4 Tips for Leading With Business Integrity
If you sat down with Carolyn, she might tell you that she has the best job in the world.
“Working with a leadership team and board that consistently demonstrates honesty, kindness, transparency, and care for our customers and our employees motivates me to give my best every day,” she shares.
Business integrity has been a key player in Carolyn’s love for her work — as well as her success. She leaves us with four tips for how others can lead with business integrity, too.
- Prioritize diversity, inclusion, equity, and belonging. “We must foster an environment at work where we encourage everyone to have a seat at the table and demonstrate through our actions that their voice matters. This not only fosters greater innovation, but it provides the assurance that any behavior not aligned with the company values will be addressed appropriately to avoid the perpetuation of undesirable behavior,” says Carolyn.
- Consider environmental impact. “Addressing climate change is everyone’s responsibility, and stakeholders expect companies to pay attention to their operational impact on the environment. Technology can have a negative impact on the environment or a positive impact — and it is only through intentional focus that we will be a force for good in this critical area,” says Carolyn.
- Center good governance. “This requires active review and implementation of regulation.

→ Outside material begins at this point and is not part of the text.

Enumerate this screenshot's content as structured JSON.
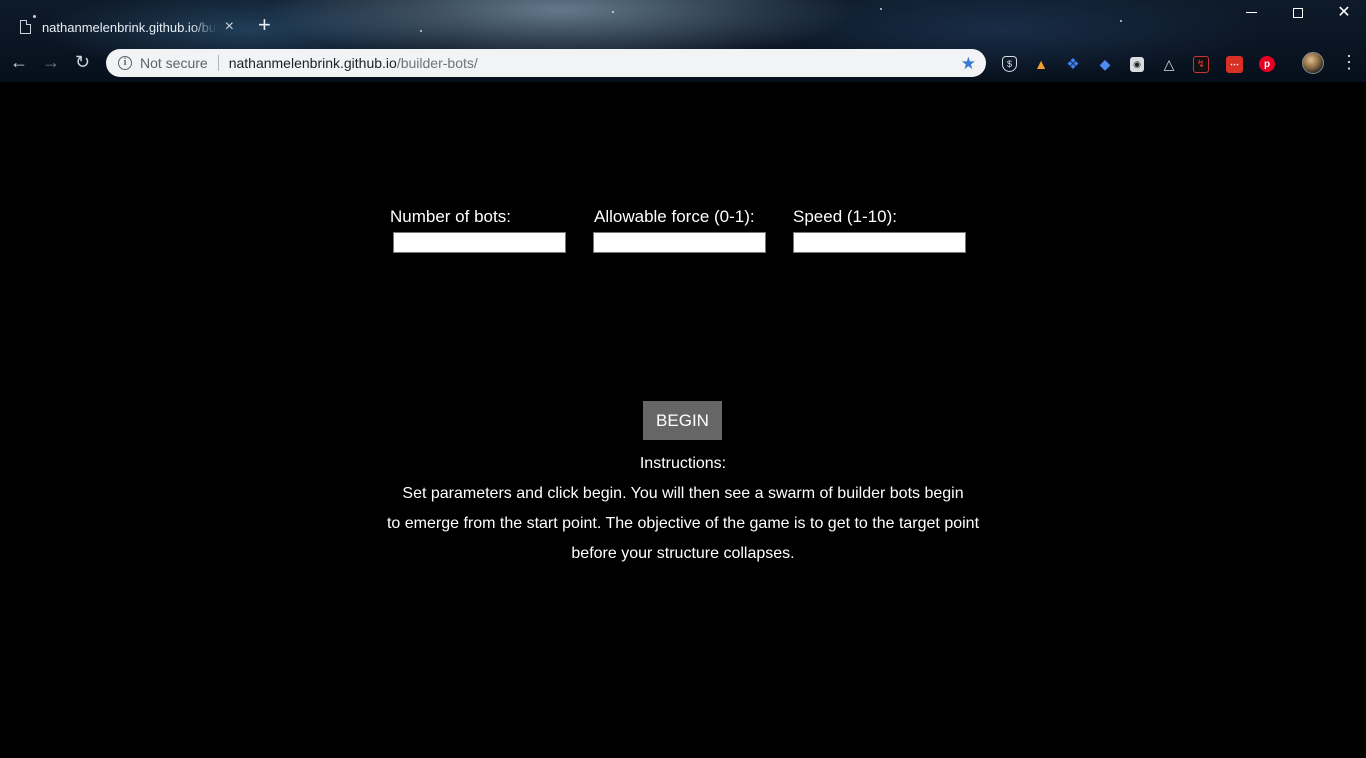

Business leaders must take responsibility for their actions. When we lead with business integrity, we know that doing good will lead to trust and ultimately to stakeholder stickiness. Our employees will be more motivated to innovate and our customers will be more likely to partner with us and to stay with us,” says Carolyn.
- Embrace a healthy dose of humility. “This last point is too often not considered — and massively underrated. Having humility as a leader is not a sign of weakness or lack of knowledge. Quite the contrary. The importance of humility is that it can expose flaws and blind spots in one’s knowledge and leads to greater curiosity and vulnerability,” says Carolyn.